INSTRUCTIONS TO FOLLOW: Find the lines holding the string "JSON" in the data, then copy all of them.

GIVEN RECORDS:
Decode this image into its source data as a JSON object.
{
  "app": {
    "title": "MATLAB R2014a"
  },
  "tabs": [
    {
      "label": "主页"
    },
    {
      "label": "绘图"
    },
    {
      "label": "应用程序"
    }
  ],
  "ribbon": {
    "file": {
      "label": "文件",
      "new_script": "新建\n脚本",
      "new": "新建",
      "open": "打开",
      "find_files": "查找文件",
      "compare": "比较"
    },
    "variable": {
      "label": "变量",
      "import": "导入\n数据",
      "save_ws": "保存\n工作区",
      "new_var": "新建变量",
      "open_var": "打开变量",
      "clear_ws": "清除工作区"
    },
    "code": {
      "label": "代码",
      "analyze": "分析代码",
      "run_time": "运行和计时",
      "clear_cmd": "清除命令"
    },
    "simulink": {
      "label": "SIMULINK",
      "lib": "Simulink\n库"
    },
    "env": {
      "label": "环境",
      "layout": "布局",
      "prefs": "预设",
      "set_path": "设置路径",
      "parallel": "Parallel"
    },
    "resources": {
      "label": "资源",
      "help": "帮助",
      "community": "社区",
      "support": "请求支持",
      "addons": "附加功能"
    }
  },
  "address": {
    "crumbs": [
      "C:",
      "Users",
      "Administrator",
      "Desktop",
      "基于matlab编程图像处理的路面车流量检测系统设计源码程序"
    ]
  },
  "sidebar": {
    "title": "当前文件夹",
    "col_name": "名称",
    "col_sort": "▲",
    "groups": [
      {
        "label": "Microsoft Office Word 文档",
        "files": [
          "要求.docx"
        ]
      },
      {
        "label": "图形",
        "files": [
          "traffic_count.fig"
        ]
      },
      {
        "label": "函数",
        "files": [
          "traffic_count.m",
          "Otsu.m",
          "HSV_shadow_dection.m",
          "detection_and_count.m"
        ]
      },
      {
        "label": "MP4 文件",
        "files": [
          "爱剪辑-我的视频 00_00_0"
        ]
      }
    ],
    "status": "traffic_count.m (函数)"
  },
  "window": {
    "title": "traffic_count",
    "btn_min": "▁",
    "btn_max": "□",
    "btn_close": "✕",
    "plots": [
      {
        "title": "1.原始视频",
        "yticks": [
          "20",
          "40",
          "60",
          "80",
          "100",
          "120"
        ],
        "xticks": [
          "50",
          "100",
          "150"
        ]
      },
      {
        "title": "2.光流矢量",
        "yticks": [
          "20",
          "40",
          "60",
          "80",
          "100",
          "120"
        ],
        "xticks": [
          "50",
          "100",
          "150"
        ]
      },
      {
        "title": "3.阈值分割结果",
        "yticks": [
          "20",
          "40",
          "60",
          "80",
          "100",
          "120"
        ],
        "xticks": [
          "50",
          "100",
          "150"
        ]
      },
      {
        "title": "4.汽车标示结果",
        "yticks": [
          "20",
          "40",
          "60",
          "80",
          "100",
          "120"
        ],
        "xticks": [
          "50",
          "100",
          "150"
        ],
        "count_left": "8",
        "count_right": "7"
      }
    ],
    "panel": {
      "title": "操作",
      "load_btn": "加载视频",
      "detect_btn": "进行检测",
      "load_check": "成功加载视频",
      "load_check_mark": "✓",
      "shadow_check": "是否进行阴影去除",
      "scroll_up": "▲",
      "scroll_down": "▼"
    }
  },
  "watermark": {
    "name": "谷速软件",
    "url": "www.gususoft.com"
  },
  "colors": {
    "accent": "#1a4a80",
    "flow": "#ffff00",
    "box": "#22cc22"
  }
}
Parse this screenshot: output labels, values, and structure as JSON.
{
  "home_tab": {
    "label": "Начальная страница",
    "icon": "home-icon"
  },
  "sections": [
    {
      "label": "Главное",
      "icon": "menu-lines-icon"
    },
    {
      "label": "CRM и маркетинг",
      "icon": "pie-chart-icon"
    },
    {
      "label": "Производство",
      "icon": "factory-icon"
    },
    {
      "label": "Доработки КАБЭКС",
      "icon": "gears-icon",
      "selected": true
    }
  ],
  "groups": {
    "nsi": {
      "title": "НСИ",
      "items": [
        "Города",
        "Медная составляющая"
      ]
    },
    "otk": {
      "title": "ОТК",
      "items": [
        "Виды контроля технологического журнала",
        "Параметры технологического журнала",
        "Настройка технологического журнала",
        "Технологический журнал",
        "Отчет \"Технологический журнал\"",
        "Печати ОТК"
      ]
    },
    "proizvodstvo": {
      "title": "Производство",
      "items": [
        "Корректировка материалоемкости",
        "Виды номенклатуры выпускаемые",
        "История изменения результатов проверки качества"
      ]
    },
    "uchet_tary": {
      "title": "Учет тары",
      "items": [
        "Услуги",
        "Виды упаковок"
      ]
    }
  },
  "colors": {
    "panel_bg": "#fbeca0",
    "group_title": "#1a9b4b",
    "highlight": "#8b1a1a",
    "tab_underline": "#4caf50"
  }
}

SOLUTION TO THIS PROBLEM:
Decode this image into its source data as a JSON object.
Parse this screenshot: output labels, values, and structure as JSON.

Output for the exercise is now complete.